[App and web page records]
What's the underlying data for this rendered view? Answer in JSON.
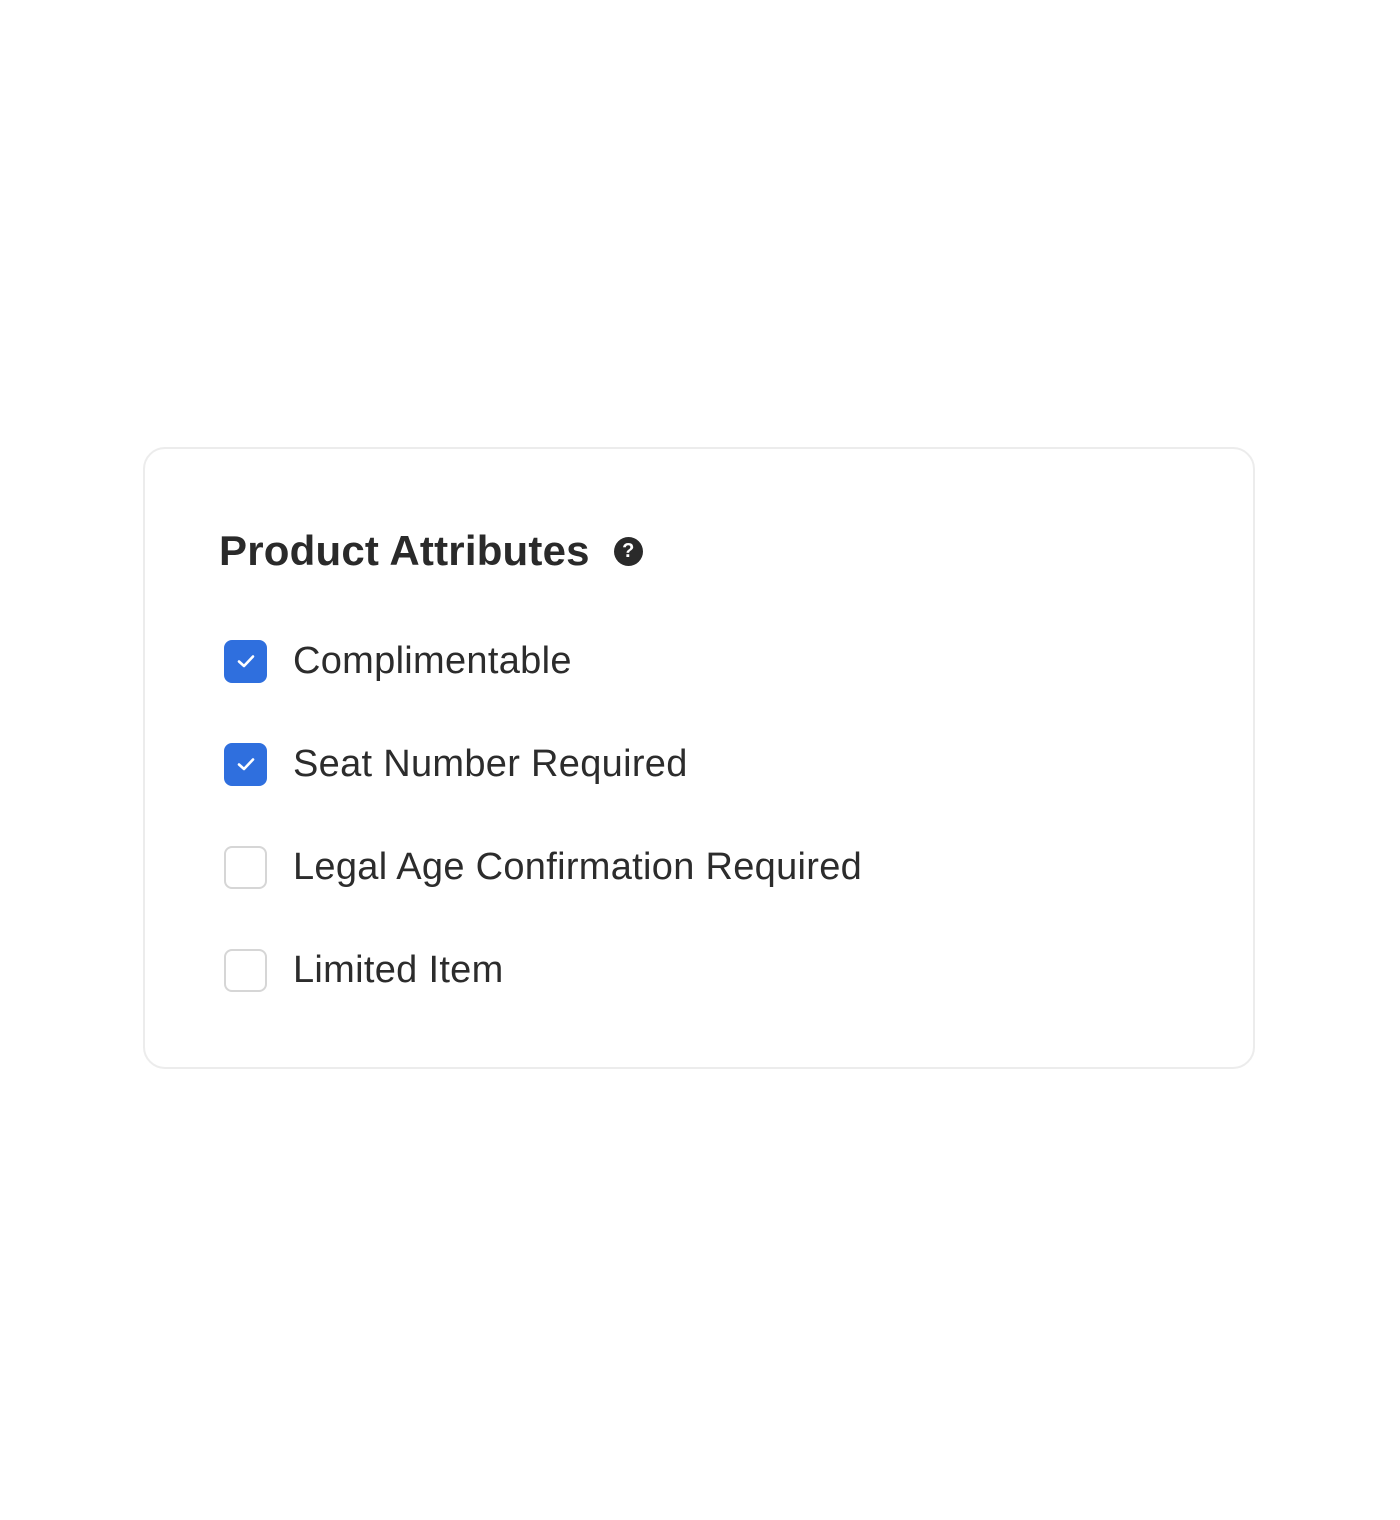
{
  "card": {
    "title": "Product Attributes",
    "help_icon": "question-circle-icon",
    "options": [
      {
        "label": "Complimentable",
        "checked": true
      },
      {
        "label": "Seat Number Required",
        "checked": true
      },
      {
        "label": "Legal Age Confirmation Required",
        "checked": false
      },
      {
        "label": "Limited Item",
        "checked": false
      }
    ]
  },
  "colors": {
    "accent": "#2f6fde",
    "text": "#2a2a2a",
    "border": "#ececec"
  }
}
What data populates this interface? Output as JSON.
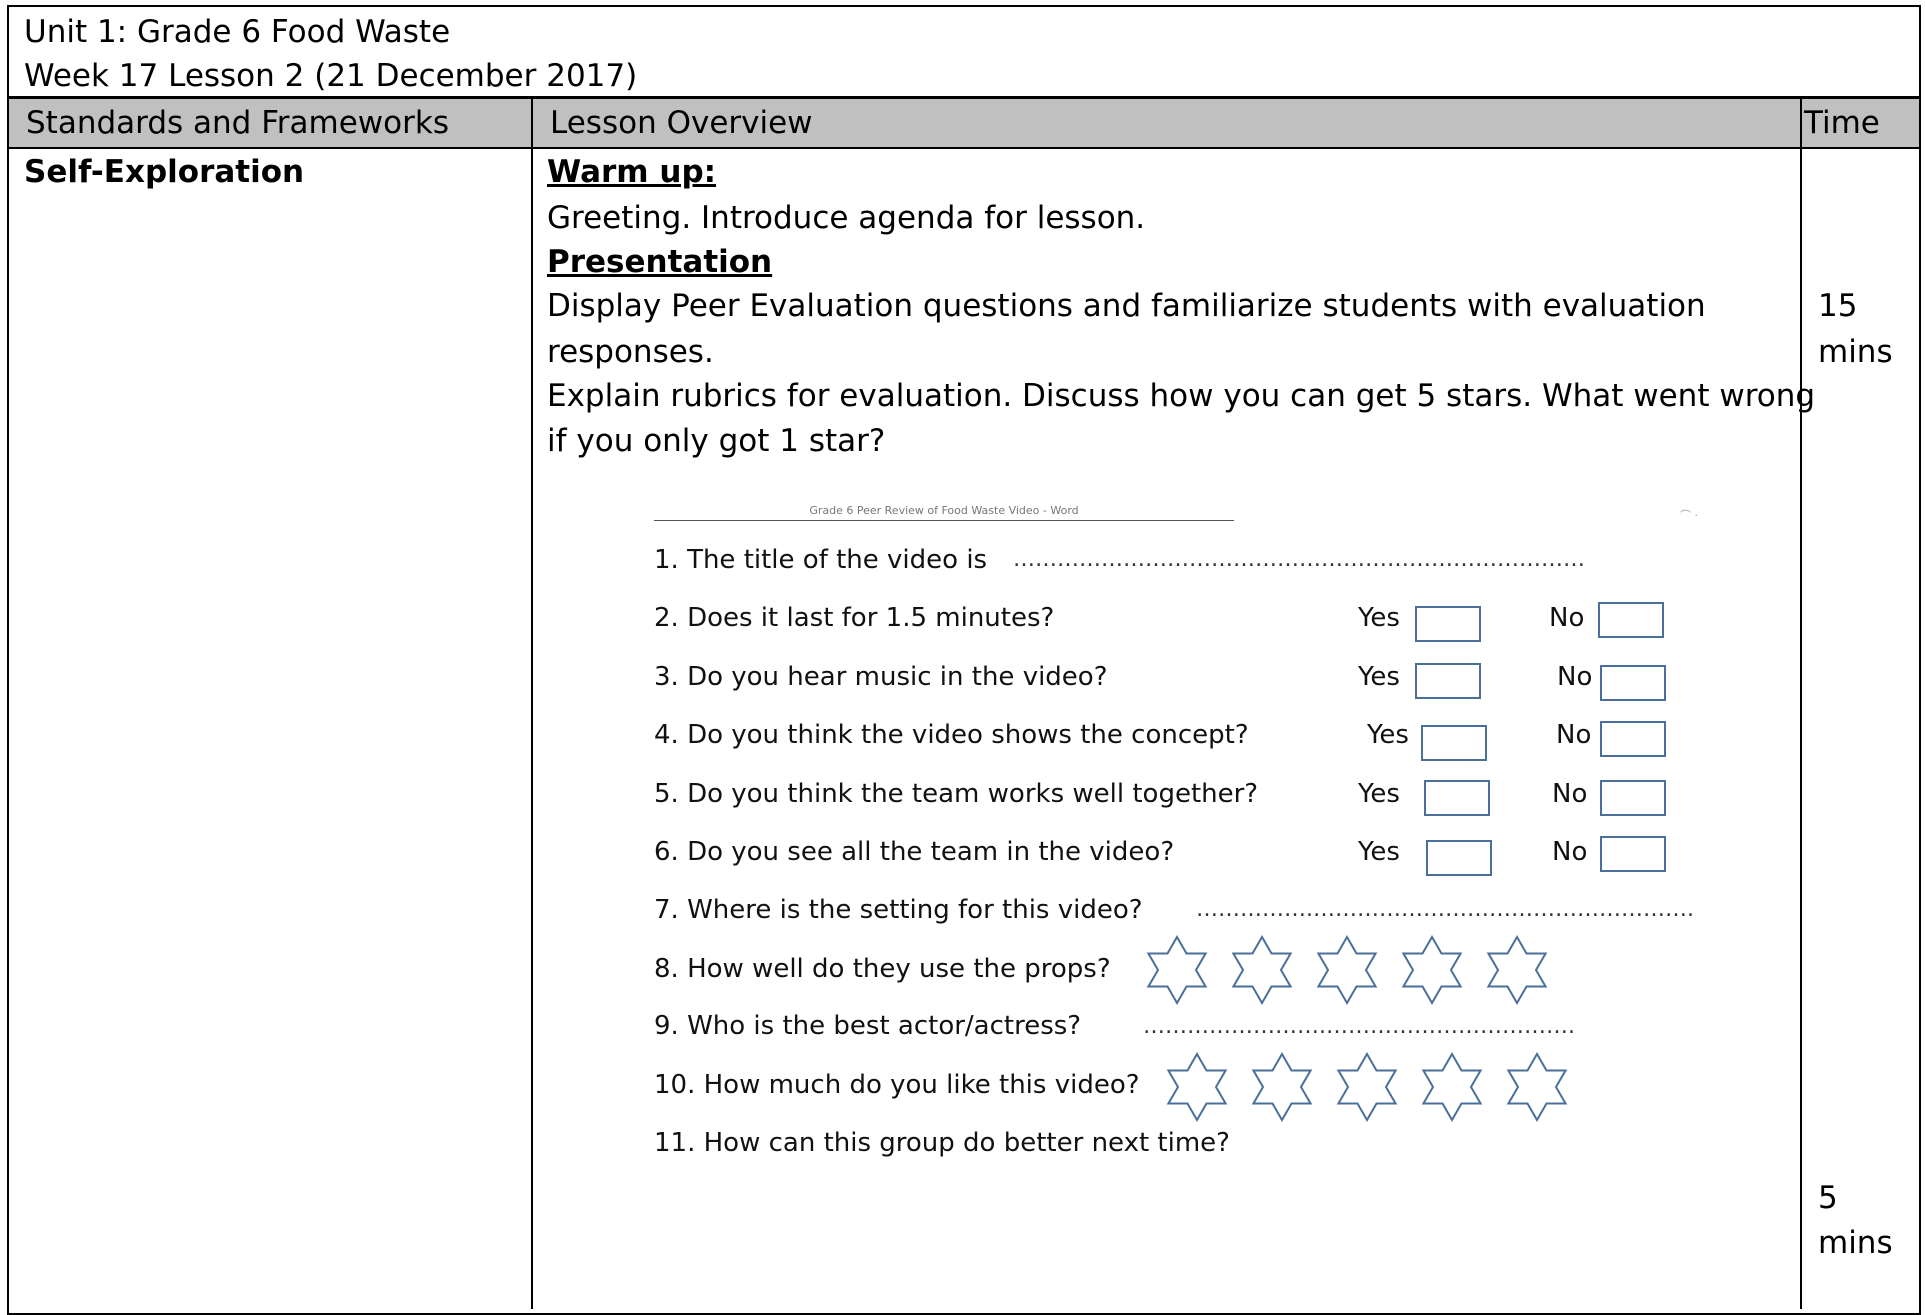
{
  "header": {
    "line1": "Unit 1: Grade 6 Food Waste",
    "line2": "Week 17 Lesson 2  (21 December 2017)"
  },
  "columns": {
    "standards": "Standards and Frameworks",
    "overview": "Lesson Overview",
    "time": "Time"
  },
  "standards": {
    "label": "Self-Exploration"
  },
  "overview": {
    "warmup_heading": "Warm up:",
    "warmup_text": "Greeting.  Introduce agenda for lesson.",
    "presentation_heading": "Presentation",
    "presentation_line1": "Display Peer Evaluation questions and familiarize students with evaluation",
    "presentation_line2": "responses.",
    "presentation_line3": "Explain rubrics for evaluation. Discuss how you can get 5 stars.  What went wrong",
    "presentation_line4": "if you only got 1 star?"
  },
  "form": {
    "caption": "Grade 6 Peer Review of Food Waste Video - Word",
    "q1": "1. The title of the video is",
    "q1_dots": "……………………………………………………………………",
    "q2": "2. Does it last for 1.5 minutes?",
    "q3": "3. Do you hear music in the video?",
    "q4": "4. Do you think the video shows the concept?",
    "q5": "5. Do you think the team works well together?",
    "q6": "6. Do you see all the team in the video?",
    "q7": "7. Where is the setting for this video?",
    "q7_dots": "…………….…………………………………………….",
    "q8": "8. How well do they use the props?",
    "q9": "9. Who is the best actor/actress?",
    "q9_dots": "…………………….…………………………….",
    "q10": "10. How much do you like this video?",
    "q11": "11. How can this group do better next time?",
    "yes": "Yes",
    "no": "No",
    "stars_q8": 5,
    "stars_q10": 5,
    "star_outline_color": "#4a6f9a",
    "box_outline_color": "#4a6f9a"
  },
  "time": {
    "t1_value": "15",
    "t1_unit": "mins",
    "t2_value": "5",
    "t2_unit": "mins"
  },
  "colors": {
    "header_fill": "#c0c0c0"
  }
}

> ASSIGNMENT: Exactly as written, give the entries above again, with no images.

> RESPONSE TO THIS EXERCISE:
What's the underlying data for this rendered view? Answer in JSON.
{
  "card": {
    "title": "Product Attributes",
    "help_icon": "question-circle-icon",
    "options": [
      {
        "label": "Complimentable",
        "checked": true
      },
      {
        "label": "Seat Number Required",
        "checked": true
      },
      {
        "label": "Legal Age Confirmation Required",
        "checked": false
      },
      {
        "label": "Limited Item",
        "checked": false
      }
    ]
  },
  "colors": {
    "accent": "#2f6fde",
    "text": "#2a2a2a",
    "border": "#ececec"
  }
}
What data populates this interface? Output as JSON.
{
  "header": {
    "line1": "Unit 1: Grade 6 Food Waste",
    "line2": "Week 17 Lesson 2  (21 December 2017)"
  },
  "columns": {
    "standards": "Standards and Frameworks",
    "overview": "Lesson Overview",
    "time": "Time"
  },
  "standards": {
    "label": "Self-Exploration"
  },
  "overview": {
    "warmup_heading": "Warm up:",
    "warmup_text": "Greeting.  Introduce agenda for lesson.",
    "presentation_heading": "Presentation",
    "presentation_line1": "Display Peer Evaluation questions and familiarize students with evaluation",
    "presentation_line2": "responses.",
    "presentation_line3": "Explain rubrics for evaluation. Discuss how you can get 5 stars.  What went wrong",
    "presentation_line4": "if you only got 1 star?"
  },
  "form": {
    "caption": "Grade 6 Peer Review of Food Waste Video - Word",
    "q1": "1. The title of the video is",
    "q1_dots": "……………………………………………………………………",
    "q2": "2. Does it last for 1.5 minutes?",
    "q3": "3. Do you hear music in the video?",
    "q4": "4. Do you think the video shows the concept?",
    "q5": "5. Do you think the team works well together?",
    "q6": "6. Do you see all the team in the video?",
    "q7": "7. Where is the setting for this video?",
    "q7_dots": "…………….…………………………………………….",
    "q8": "8. How well do they use the props?",
    "q9": "9. Who is the best actor/actress?",
    "q9_dots": "…………………….…………………………….",
    "q10": "10. How much do you like this video?",
    "q11": "11. How can this group do better next time?",
    "yes": "Yes",
    "no": "No",
    "stars_q8": 5,
    "stars_q10": 5,
    "star_outline_color": "#4a6f9a",
    "box_outline_color": "#4a6f9a"
  },
  "time": {
    "t1_value": "15",
    "t1_unit": "mins",
    "t2_value": "5",
    "t2_unit": "mins"
  },
  "colors": {
    "header_fill": "#c0c0c0"
  }
}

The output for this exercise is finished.